Human Genetics

, Volume 100, Issue 5, pp 536–543

Y chromosome polymorphisms in Native American and Siberian populations: identification of Native American Y chromosome haplotypes

  • Jeffrey T. Lell
  • Michael D. Brown
  • Theodore G. Schurr
  • R. I. Sukernik
  • Yelena B. Starikovskaya
  • Antonio Torroni
  • Lorna G. Moore
  • Gary M. Troup
  • D. C. Wallace
Original investigation

DOI: 10.1007/s004390050548

Cite this article as:
Lell, J., Brown, M., Schurr, T. et al. Hum Genet (1997) 100: 536. doi:10.1007/s004390050548

Abstract

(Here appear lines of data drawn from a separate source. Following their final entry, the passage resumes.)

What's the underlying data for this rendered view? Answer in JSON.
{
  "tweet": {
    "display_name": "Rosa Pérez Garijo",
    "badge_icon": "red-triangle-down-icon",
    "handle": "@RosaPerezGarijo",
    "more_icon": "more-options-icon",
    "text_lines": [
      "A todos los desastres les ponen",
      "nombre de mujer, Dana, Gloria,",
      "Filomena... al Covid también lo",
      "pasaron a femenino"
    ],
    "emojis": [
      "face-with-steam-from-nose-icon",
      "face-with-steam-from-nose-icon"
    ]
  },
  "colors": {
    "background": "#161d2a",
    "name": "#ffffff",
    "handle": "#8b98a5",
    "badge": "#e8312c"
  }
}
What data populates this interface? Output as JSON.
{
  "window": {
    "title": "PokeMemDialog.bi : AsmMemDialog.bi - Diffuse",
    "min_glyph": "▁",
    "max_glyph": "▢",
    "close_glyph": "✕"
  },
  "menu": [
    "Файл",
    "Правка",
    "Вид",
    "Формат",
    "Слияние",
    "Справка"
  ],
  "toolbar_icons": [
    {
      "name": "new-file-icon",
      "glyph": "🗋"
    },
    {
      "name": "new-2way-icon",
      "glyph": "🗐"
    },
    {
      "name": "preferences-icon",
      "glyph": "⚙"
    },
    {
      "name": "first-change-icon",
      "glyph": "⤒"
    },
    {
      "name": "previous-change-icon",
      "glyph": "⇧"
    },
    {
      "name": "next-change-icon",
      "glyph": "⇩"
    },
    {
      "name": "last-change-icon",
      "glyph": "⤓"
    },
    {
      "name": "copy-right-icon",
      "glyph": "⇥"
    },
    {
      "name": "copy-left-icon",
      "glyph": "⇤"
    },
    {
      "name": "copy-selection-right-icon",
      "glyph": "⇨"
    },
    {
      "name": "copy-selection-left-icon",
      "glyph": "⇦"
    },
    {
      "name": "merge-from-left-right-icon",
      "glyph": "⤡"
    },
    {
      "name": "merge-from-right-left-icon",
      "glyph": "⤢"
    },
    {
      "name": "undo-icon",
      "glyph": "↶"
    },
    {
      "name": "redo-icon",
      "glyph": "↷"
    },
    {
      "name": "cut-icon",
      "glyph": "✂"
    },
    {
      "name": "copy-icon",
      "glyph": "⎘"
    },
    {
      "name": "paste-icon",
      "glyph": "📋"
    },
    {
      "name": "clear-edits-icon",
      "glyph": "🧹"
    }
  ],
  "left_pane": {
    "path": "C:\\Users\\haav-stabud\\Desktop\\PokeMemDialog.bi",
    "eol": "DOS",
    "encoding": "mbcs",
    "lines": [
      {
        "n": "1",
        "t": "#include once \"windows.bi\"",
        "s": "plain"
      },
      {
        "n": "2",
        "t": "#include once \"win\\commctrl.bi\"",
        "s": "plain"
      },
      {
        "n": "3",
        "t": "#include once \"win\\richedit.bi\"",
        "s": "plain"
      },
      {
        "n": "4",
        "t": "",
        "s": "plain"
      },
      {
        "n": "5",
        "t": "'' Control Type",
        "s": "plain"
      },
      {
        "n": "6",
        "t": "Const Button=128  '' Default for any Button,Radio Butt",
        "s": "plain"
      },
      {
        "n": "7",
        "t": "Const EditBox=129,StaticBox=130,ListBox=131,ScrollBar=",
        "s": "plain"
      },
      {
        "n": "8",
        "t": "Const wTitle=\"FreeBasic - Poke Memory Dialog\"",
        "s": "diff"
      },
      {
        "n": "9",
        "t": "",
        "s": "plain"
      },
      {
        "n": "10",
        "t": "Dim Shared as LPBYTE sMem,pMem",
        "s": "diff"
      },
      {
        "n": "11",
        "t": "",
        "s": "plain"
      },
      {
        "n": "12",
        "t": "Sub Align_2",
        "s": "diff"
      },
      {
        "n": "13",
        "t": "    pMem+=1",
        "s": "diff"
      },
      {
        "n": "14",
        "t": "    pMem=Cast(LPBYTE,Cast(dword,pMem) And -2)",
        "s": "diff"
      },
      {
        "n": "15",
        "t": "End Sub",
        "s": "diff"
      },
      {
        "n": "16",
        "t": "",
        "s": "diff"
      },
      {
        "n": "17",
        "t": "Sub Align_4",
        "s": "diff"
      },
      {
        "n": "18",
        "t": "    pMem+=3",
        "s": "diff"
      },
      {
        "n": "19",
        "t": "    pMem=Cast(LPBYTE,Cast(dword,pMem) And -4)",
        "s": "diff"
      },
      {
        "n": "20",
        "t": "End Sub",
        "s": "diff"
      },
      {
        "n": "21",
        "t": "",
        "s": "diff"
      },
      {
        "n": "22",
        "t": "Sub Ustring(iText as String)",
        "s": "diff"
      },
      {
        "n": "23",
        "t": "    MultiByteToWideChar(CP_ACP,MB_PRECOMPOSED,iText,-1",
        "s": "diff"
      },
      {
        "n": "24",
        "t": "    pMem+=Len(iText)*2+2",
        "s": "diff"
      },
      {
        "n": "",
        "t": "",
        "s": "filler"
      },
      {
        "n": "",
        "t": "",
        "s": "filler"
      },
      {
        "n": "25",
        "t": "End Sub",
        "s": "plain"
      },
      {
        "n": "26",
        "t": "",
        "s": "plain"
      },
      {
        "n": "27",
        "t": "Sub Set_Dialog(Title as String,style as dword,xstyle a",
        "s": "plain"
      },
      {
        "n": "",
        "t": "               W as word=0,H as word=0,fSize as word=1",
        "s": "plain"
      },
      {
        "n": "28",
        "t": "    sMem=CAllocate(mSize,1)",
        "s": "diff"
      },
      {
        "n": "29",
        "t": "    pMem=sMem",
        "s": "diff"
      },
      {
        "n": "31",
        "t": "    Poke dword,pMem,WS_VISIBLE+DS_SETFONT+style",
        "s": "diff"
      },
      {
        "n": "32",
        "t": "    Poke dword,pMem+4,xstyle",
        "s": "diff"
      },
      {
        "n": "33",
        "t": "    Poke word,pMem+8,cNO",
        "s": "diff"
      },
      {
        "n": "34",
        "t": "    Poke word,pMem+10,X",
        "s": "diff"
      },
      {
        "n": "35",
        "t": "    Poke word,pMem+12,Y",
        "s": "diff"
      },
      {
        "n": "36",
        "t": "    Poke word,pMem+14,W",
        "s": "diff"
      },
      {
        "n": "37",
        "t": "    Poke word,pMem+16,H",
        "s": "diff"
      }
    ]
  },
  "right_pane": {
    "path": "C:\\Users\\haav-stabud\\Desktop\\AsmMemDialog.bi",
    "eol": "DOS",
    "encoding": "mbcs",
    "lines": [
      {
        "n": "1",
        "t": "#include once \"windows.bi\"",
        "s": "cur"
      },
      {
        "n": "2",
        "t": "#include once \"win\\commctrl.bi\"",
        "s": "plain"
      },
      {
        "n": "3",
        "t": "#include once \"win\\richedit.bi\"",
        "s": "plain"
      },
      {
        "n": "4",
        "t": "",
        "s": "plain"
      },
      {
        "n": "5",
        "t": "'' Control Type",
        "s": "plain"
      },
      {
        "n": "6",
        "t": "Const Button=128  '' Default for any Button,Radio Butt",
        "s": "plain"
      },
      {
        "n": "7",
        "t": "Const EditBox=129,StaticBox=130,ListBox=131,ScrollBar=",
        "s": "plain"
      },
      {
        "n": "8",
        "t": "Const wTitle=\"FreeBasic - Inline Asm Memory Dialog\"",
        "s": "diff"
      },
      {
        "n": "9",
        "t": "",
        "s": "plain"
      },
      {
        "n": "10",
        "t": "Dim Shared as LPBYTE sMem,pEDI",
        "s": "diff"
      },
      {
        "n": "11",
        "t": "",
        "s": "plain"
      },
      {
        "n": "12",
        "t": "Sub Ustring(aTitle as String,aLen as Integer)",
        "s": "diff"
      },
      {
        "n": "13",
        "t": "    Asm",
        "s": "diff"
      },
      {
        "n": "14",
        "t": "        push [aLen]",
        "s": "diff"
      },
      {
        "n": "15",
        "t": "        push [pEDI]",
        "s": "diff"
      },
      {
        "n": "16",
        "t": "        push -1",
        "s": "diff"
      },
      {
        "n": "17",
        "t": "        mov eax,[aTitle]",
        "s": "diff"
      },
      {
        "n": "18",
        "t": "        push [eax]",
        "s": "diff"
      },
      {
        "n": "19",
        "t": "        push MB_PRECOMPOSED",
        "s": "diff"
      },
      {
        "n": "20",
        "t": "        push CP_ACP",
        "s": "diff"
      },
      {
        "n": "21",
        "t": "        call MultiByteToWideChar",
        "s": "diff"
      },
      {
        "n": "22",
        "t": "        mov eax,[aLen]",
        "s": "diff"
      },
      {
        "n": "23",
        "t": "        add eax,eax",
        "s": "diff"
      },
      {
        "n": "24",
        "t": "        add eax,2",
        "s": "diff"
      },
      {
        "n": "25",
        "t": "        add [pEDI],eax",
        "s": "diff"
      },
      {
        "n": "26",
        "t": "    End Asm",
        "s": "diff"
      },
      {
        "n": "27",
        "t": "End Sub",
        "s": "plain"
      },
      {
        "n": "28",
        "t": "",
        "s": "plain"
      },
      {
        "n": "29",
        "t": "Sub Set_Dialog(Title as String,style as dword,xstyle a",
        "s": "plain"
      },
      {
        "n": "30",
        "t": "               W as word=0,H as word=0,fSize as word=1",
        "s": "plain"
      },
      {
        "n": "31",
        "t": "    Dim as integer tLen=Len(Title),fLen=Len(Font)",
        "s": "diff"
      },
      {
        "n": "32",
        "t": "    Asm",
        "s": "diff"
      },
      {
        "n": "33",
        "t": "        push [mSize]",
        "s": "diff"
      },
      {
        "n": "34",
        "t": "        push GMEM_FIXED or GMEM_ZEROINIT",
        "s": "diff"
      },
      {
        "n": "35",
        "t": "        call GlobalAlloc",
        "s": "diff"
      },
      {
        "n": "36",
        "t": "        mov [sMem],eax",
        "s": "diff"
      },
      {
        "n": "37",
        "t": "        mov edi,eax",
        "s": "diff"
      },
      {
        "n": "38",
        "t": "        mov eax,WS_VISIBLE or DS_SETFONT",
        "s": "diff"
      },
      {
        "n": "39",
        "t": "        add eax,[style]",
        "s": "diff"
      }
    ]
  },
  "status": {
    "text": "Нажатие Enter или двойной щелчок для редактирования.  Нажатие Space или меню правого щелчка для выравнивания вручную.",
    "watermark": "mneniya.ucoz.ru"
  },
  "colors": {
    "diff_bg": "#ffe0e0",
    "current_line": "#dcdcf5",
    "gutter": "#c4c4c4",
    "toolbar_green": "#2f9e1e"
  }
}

We have initiated a study of ancient male migrations from Siberia to the Americas using Y chromosome polymorphisms. The first polymorphism examined, a C→T transition at nucleotide position 181 of the DYS199 locus, was previously reported only in Native American populations. To investigate the origin of this DYS199 polymorphism, we screened Y chromosomes from a number of Siberian, Asian, and Native American populations for this and other markers. This survey detected the T allele in all five Native American populations studied at an average frequency of 61%, and in two of nine native Siberian populations, the Siberian Eskimo (21%) and the Chukchi (17%). This finding suggested that the DYS199 T allele may have originated in Beringia and was then spread throughout the New World by the founding populations of the major subgroups of modern Native Americans. We further characterized Native American Y chromosome variation by analyzing two additional Y chromosome polymorphisms, the DYS287 Y Alu polymorphic (YAP) element insertion and a YAP-associated A→G transition at DYS271, both commonly found in Africans. We found neither African allele associated with the DYS199 T allele in any of the Native American or native Siberian populations. However, we did find DYS287 YAP+ individuals who harbored the DYS199 C allele in one Native American population, the Mixe, and in one Asian group, the Tibetans. A correlation of these Y chromosome alleles in Native Americans with those of the DYS1 locus, as detected by the p49a/p49f (p49a,f) probes on TaqI-digested genomic DNA, revealed a complete association of DYS1 alleles (p49a,f haplotypes) 13, 18, 66, 67 and 69 with the DYS199 T allele, while DYS1 alleles 8 and 63 were associated with both the DYS199 C and T allele.

Copyright information

© Springer-Verlag Berlin Heidelberg 1997

Authors and Affiliations

  • Jeffrey T. Lell
    • 1
  • Michael D. Brown
    • 1
  • Theodore G. Schurr
    • 1
  • R. I. Sukernik
    • 3
  • Yelena B. Starikovskaya
    • 3
  • Antonio Torroni
    • 4
  • Lorna G. Moore
    • 5
  • Gary M. Troup
    • 6
  • D. C. Wallace
    • 1
  1. 1.Center for Molecular Medicine, Emory University School of Medicine, 1462 Clifton Road NE, 420 Dental Bldg., Atlanta, GA 30322, USA Tel.: +1-404-727-8368; Fax: +1-404-727-8369US
  2. 2.Department of Anthropology Emory University School of Medicine, Atlanta, GA 30322, USAUS
  3. 3.Institute of Cytology and Genetics, Russian Academy of Sciences, Novosibirsk, RussiaRU
  4. 4.Department of Genetics and Molecular Biology, University of Rome “La Sapienza”, ItalyIT
  5. 5.Cardiovascular Pulmonary Research Lab, University of Colorado Health Sciences Center and Department of Anthropology, University of Colorado at Denver, CO 80262, USAUS
  6. 6.Department of Pathology, University of New Mexico, Albuquerque, NM 87131, USAMX